Radio is a godsend and really, the message needs to be clear, unambiguous and not riddled with clichés which indeed become the white noise that makes us switch off.
If I take any messaging away when all this is over, it will be the memory of making my pregnant sister ill (I have no sister and even if I did, she’d be a record breaker as she’d be in her 60’s and pregnant) and also that I’m old and at risk. (‘Old’ is a matter of opinion…) and that my home state is geriatric. And I ask, why is it necessary to use such repetition? Is it because the speechwriters don’t know their stuff? Is it because governments need ad agencies to show them how to do it? Is it because they are dumbing down the message?

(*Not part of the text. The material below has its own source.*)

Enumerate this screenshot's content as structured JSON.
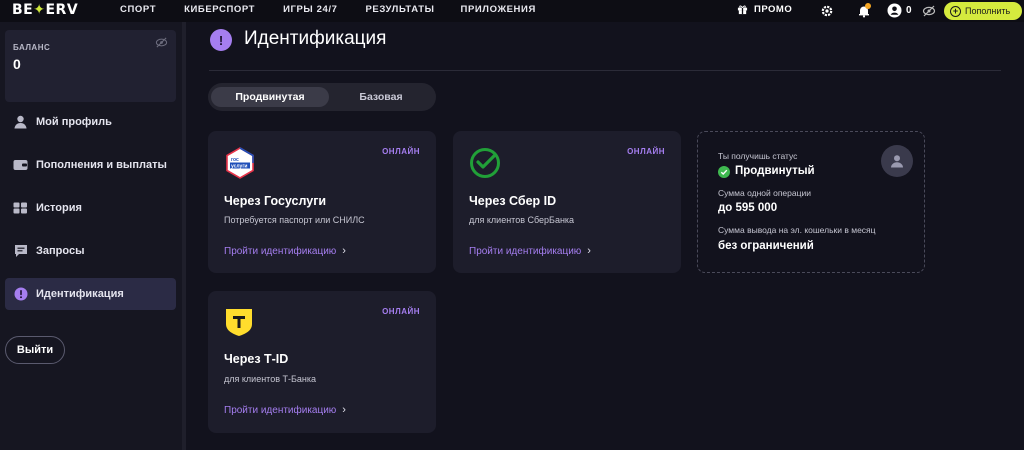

‘Emotion is more than just a handy tool to sprinkle throughout marketing tactics, it has a very real, scientifically-proven impact on consumer decision-making.’ (BigBuzzInc.com)
Bearing that in mind, we can understand the first couple of times our leaders used the ‘old at risk’ and ‘pregnant’ lines. It’s emotional, it appeals to our better selves and maybe, just maybe, it initially helped strike the chord that the governments wanted. At that point!
But 2 months on and we’re all jaded, tired, sick of our homes and our spaces and bored of listening to white noise. I live in a very small coastal community and in the last 2 weeks, the increased amount of folk arriving in the place on a Friday night has been noticeable. Yesterday, after Friday’s press conference on the new rules as we ease the ‘foot off the pedal’ (another cliché!), there were more people through the town, more cars at various houses and more people and dogs on the beaches. Even as this is being written, husband is looking out the window and watching 4 adults and 3 children walking together to the beach with no social distancing. Thus, the message is not getting through. And one might ask, why?
‘Success depends on first finding the right message, but it’s equally critical to distribute this message effectively.’ (BigBuzzInc.com)
I hope that these tired and frazzled politicians and Chief Medical Officers will now change their wording, make it real and not filled with cliché. Make it ‘the right message’. We need to get through these next phases with such care to make sure we give our state and country the best possible chance of returning to normality and a half decent economy without a massive upswing of the virus. For me the greatest impact has not been anything our politicians and CMO’s have said at all. It was the day a Facebook friend in the USA asked who of her countrymen had lost either friends or family. The mega-responses took my breath away.
It also made me realise how lucky we have been to date in Australia and how important it is for our politicians and CMO’s to get it right in this next phase. No cliché, no gilding of the lily. People see how lucky we are and the restrictions just don’t compute. They start looking for conspiracy theories, for someone to blame, and those who can, agitate. It’s history repeating.
So I’ll watch and listen with interest from tomorrow, judging whether the message has been received by the community. Time will tell.
On a much more superficial level, watching and listening, assessing messages and the power of the word has made me realise that I need to get back into my own brand, reassess all my book blurbs, my website and anything else that I’m using as a message to a consumer, because things become tired in a short space of commercial time. So, as I manoeuvre myself out of Lockdown, trying to be careful and doing what’s right, that’s my plan.
What’s yours until we get to the other side?